And according to McArdle, the one thing we can't do is "ban the types of weapons that make these shootings possible."
"It's true," she wrote, "I would oppose a total gun ban even if it were structurally and practically possible."
Mayor DiPresso agreed with McArdle's dire yet honest assessments. He told his community that rage and hate and evil will always find a means to their ends, regardless of the devices used or agents of their delivery.
"As Ms. McArdle so astutely pointed out, the best we can do is mitigate the collateral damage so that fewer children are butchered in these situations," DiPresso explained. "Sometimes, you have to lose a finger to save a hand."
So what are the options? McArdle's first solution, barring an unconstitutional ban on weapons, is to impose regulations on top of the existing "reasonable controls" that would limit the number of rounds legally permitted within a magazine or clip: "Reducing the body counts a bit is obviously a very worthy project; I am okay with outlawing magazines that contain more than ten bullets."
Unfortunately, McArdle also acknowledges that "this will in no way prevent people from going on murderous rampages."
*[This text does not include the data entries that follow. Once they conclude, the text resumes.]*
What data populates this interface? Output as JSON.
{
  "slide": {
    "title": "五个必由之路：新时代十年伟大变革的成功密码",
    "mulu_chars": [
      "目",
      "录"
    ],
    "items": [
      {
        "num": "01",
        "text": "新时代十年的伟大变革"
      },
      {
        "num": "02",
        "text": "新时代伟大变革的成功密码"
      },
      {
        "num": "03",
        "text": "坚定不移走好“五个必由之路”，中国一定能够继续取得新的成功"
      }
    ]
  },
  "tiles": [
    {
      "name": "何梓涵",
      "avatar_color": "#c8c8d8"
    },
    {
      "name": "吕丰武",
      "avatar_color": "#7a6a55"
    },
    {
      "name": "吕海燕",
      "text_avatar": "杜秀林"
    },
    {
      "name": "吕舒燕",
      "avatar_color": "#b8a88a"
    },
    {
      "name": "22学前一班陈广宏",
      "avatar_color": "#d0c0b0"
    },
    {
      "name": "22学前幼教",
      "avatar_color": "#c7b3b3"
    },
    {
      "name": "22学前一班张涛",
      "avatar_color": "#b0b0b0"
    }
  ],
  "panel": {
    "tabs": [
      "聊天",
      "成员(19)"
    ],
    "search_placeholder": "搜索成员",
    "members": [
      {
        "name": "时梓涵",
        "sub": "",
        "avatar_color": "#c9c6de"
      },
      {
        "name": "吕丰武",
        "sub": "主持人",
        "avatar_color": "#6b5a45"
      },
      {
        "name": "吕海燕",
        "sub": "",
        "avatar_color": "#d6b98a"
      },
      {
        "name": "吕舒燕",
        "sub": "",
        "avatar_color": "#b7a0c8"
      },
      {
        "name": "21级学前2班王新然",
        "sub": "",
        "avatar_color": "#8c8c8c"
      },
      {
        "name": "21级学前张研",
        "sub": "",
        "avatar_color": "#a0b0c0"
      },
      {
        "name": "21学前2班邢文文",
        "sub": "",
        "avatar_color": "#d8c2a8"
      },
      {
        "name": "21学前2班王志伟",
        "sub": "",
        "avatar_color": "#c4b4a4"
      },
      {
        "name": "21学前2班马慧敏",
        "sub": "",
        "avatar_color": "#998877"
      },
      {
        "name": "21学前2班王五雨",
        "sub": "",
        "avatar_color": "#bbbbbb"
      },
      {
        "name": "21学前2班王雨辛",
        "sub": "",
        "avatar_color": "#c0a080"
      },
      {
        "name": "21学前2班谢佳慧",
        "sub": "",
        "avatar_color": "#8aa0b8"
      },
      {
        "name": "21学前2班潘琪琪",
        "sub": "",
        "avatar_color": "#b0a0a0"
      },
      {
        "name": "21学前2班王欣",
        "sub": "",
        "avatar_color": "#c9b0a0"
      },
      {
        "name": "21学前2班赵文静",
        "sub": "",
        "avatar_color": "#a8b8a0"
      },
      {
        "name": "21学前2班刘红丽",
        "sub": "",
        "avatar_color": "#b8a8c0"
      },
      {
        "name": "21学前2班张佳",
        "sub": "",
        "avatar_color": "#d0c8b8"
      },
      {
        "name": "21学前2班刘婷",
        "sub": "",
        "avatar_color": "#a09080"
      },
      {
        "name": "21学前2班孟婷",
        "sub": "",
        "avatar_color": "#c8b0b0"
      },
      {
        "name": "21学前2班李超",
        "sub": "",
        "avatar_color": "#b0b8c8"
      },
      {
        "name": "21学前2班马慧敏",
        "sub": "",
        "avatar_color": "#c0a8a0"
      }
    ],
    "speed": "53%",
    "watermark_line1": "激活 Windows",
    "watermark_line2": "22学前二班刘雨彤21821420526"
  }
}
Her final solution, one that Mayor DiPresso has embraced to the letter, is this: "I'd also like us to encourage people to gang rush shooters, rather than following their instincts to hide; if we drilled it into young people that the correct thing to do is for everyone to instantly run at the guy with the gun, these sorts of mass shootings would be less deadly, because even a guy with a very powerful weapon can be brought down by 8-12 unarmed bodies piling on him at once."
San Narciso Shoots for Success by Targeting Unorthodox Methods
On Wednesday, heeding McArdle's advice, the San Narciso School Board voted overwhelmingly to replace the already faltering physical education programs in the county's elementary schools with counter-terrorism exercises such as "gang rushing shooters."
Dr. Maude Bravo, former principal of Bongo-Shaftsbury High School and current superintendent of the San Narciso County School District, has already coordinated the formation of a counter-terrorism curriculum with local police, educators, and parents.
"The first step is reconditioning," Bravo stated. "Not just for the students but the teachers as well. The initial instinct of very young children when threatened is to hide. Similarly, the first instinct of the teachers at Sandy Hook was to protect the children by hiding them. Sadly, this response is wrong. Sequestering the pupils in a confined space simply affords killers the opportunity to shoot fish in a barrel. But these monsters would never anticipate a preemptive strike by the children."
If 20 children had banded together and rushed Lanza, Bravo reasoned, at least a dozen kids could have survived the attack.
"It's not optimal, but it's definitely better odds," she added. "So, we're trying to teach the children these new habits until they become instinctual. The other issue is getting the children to make decisions about which of their friends will be sacrificed. As with adults, we think it makes the most sense to ask the older students -- those in fifth and sixth grade -- to lead the campaign as the first line. They've lived much fuller lives than kindergartners, and can meet their makers with a greater sense of accomplishment. And if they don't die, all the better."
To help in the county's endeavors, area high schools have donated equipment from their football teams that could prove vital to the success of the new program.
"The tackle dummies were a brilliant idea and a magnanimous gesture," Dr. Bravo beamed. "We've outfitted them as psychotic assailants with fake guns. For drills, we have the children form up in lines and attack the dummies in groups. After they get used to the situation, we'll arm the dummies with paintball guns to enhance the simulation."
Bravo hopes the presence of the paintball guns will assist in the administration's data analytics process, which should produce an efficient working model to help predict -- and reduce -- the number of casualties during encounters of varying dynamics.
(c) 2012. See disclaimers.